Send to

Choose Destination
Pediatr Infect Dis J. 2008 Jun;27(6):494-9. doi: 10.1097/INF.0b013e318169034c.

Probiotic Escherichia coli Nissle 1917 versus placebo for treating diarrhea of greater than 4 days duration in infants and toddlers.

Author information

Department of Pediatrics, University Carl-Gustav-Carus, Dresden, Germany.



Administering probiotics can prevent or cure some forms of diarrhea. The efficacy of probiotic Escherichia coli Nissle 1917 (EcN) in infants and toddlers with diarrhea >4 days was tested by a double-blind trial.


One hundred fifty-one children aged 1-47 months with nonspecific diarrhea were randomized to receive either EcN suspension (N = 75) or placebo (N = 76). Diarrhea had to meet the following definition: >3 watery or loose nonbloody stools in 24 hours of a diarrheal episode persisting for >4 consecutive days but < or =14 days. All children were well nourished or only moderately malnourished, mildly dehydrated, and received oral rehydration at study commencement. They were treated orally with 1-3 mL EcN suspension (1 mL contains 10 viable cells) or placebo daily for 21 days. Primary objective was to confirm a better response rate (reduction of daily stool frequency to < or =3 watery or loose stools over > or =4 days) with EcN.


The 7-day response was higher for the EcN group than placebo (EcN 78.7%, placebo 59.2%). Significant differences were observed on days 14 (EcN 93.3%, placebo 65.8%, P = 0.0017) and 21 (EcN 98.7%, placebo 71.1%, P < 0.001). Kaplan-Meier survival analysis resulted in a significant difference of 3.3 days between the groups (P < 0.0001); median time to response for EcN was 2.4 and 5.7 for placebo. EcN was safe and well tolerated.


In the conditions of this trial EcN was a suitable remedy for diarrhea >4 days in young children.

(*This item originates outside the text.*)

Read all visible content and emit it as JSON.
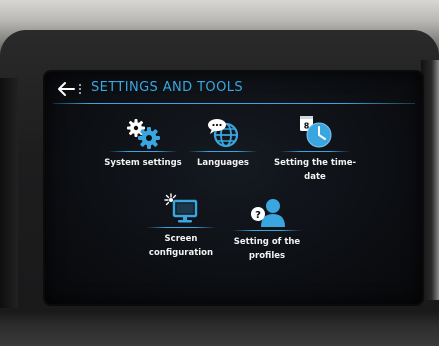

[Indexed for MEDLINE]

Supplemental Content

Full text links

Icon for Wolters Kluwer
Loading ...
Support Center